> What the task requires
Word for word, repeat every entry that appears below.

Records supplied Block Start

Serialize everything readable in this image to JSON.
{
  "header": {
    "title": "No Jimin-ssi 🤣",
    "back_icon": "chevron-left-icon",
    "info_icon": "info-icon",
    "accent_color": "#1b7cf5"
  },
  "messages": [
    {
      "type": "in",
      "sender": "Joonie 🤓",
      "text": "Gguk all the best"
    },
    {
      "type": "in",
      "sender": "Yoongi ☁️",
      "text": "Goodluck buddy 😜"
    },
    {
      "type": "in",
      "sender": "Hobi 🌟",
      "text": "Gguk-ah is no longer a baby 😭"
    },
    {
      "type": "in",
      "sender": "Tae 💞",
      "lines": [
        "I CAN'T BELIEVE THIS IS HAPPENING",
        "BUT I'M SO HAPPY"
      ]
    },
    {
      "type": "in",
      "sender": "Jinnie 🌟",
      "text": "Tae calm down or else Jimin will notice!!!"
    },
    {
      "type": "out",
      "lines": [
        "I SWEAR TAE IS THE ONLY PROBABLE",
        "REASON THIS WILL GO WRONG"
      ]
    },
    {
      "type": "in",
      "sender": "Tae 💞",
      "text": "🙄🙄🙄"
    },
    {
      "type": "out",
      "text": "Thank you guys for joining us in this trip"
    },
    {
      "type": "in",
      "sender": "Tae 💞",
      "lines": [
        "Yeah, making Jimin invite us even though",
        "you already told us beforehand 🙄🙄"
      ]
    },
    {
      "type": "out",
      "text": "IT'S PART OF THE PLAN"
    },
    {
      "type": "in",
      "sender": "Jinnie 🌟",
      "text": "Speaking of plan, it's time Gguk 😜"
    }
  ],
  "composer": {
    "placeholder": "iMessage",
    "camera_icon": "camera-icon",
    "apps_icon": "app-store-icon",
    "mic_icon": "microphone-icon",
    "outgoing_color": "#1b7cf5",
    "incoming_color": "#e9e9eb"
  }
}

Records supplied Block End

> Response box
Serialize everything readable in this image to JSON.
{
  "header": {
    "title": "No Jimin-ssi 🤣",
    "back_icon": "chevron-left-icon",
    "info_icon": "info-icon",
    "accent_color": "#1b7cf5"
  },
  "messages": [
    {
      "type": "in",
      "sender": "Joonie 🤓",
      "text": "Gguk all the best"
    },
    {
      "type": "in",
      "sender": "Yoongi ☁️",
      "text": "Goodluck buddy 😜"
    },
    {
      "type": "in",
      "sender": "Hobi 🌟",
      "text": "Gguk-ah is no longer a baby 😭"
    },
    {
      "type": "in",
      "sender": "Tae 💞",
      "lines": [
        "I CAN'T BELIEVE THIS IS HAPPENING",
        "BUT I'M SO HAPPY"
      ]
    },
    {
      "type": "in",
      "sender": "Jinnie 🌟",
      "text": "Tae calm down or else Jimin will notice!!!"
    },
    {
      "type": "out",
      "lines": [
        "I SWEAR TAE IS THE ONLY PROBABLE",
        "REASON THIS WILL GO WRONG"
      ]
    },
    {
      "type": "in",
      "sender": "Tae 💞",
      "text": "🙄🙄🙄"
    },
    {
      "type": "out",
      "text": "Thank you guys for joining us in this trip"
    },
    {
      "type": "in",
      "sender": "Tae 💞",
      "lines": [
        "Yeah, making Jimin invite us even though",
        "you already told us beforehand 🙄🙄"
      ]
    },
    {
      "type": "out",
      "text": "IT'S PART OF THE PLAN"
    },
    {
      "type": "in",
      "sender": "Jinnie 🌟",
      "text": "Speaking of plan, it's time Gguk 😜"
    }
  ],
  "composer": {
    "placeholder": "iMessage",
    "camera_icon": "camera-icon",
    "apps_icon": "app-store-icon",
    "mic_icon": "microphone-icon",
    "outgoing_color": "#1b7cf5",
    "incoming_color": "#e9e9eb"
  }
}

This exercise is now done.